J.C. Penney’s Black Friday Strategy? Better Tech to Avoid Out-Of-Stock Disappointment
Ordering four times as many boots for the holiday season as last year may seem like an odd strategy for a major retailer that wants to outmaneuver the competition.
But that’s exactly what J.C. Penney (JCP) did heading into the Black Friday period and through the Christmas season, as it looks to avoid a repeat of last year’s woes. In 2014, the department store left a lot of sales on the table when it was out of stock of key items customers had been snapping up during the busiest shopping period.
Penney Chief Executive Marvin Ellison told Fortune in an interview on Friday that the strategy was paying off.
“We’re off to a good start,” he said of Thanksgiving and early Black Friday business. “We had customers in line early, which is always a good sign. And we had strong sales in store and strong sales online.”
Ellison, who took the reins as CEO in August after 10 months as president, has made it his top priority to improve the “science of retail” at Penney, meaning improving its internal tech and e-commerce operations. The “art,” on the other hand, consists primarily of merchandising.
Last year, as Penney was still recovering from its failed attempt to get hipper under former CEO Ron Johnson, the retailer’s website was still in a shambles. That was a major handicap for Penney, given the increasing importance of integrating between online and in-store retail operations.
The retailer is paying a price for its late response to retail tech trends. While Macy’s (M) and Kohl’s (KSS) can offer shoppers the option to place an order online then go to a store to pick up their purchases that day, Penney is offering that service at only a handful of stores, though it will roll it out across all stores next year.
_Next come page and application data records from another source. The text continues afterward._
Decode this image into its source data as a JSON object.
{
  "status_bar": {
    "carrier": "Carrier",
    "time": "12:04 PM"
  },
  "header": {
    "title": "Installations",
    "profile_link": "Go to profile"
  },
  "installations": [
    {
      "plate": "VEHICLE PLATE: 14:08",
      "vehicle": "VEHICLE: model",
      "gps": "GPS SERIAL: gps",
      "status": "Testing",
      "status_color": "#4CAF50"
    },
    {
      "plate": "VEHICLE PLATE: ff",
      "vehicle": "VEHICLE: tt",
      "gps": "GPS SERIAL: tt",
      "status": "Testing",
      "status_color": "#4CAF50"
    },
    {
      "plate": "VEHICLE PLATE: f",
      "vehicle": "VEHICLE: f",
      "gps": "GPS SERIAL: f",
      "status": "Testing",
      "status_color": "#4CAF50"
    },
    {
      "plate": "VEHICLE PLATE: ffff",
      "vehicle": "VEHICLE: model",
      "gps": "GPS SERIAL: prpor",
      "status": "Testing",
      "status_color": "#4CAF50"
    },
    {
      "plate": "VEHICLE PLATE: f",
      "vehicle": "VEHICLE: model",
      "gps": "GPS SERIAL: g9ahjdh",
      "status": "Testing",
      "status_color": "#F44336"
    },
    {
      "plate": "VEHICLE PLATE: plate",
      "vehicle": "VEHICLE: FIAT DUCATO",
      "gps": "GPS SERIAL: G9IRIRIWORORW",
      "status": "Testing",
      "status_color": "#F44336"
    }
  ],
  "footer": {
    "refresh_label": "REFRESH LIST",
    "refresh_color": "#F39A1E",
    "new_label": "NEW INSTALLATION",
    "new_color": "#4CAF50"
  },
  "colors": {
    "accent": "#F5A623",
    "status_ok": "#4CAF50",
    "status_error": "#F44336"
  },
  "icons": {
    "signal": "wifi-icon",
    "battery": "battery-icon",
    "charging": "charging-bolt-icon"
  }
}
It’s easy to see why Ellison has made tech his top priority: Adobe said that e-commerce sales rose 19% between Thanksgiving and Saturday, reflecting how aggressive everyone, from Macy’s to Walmart (WMT) to Target , has been about online sales in their fight with Amazon.com (AMZN).
“The interplay is important, because if I go back to just a year ago on Thanksgiving weekend, we did not have a strong online presence. We had functionality issues and we didn’t have the depth of assortment that we really wanted,” Ellison said. In the past year, Penney has worked hard to improve the jcp.com’s performance, upgrading its mobile app, among other efforts.
Last year, after a successful Black Friday weekend, many Penney stores were out of stock through Christmas in key items like boots, small kitchen appliances, sheets, towels, and some consumer electronics, leaving the retailer flatfooted during the most important quarter of the year.
So this year, Penney purchased four times more units of a pair of $19.99 boots than it did last year, among other big investments in beefing up its inventory. This will be key to sustaining Penney’s sales pace. Last quarter, the retailer handily outpaced Macy’s and Kohl’s with comparable sales growth of 6.4%.
“For December, we’ll keep the momentum going because we’ll have depth of inventory,” Ellison said. “We will have items to sell. It sounds very basic, but I’m telling you it was a huge miss for us last year.”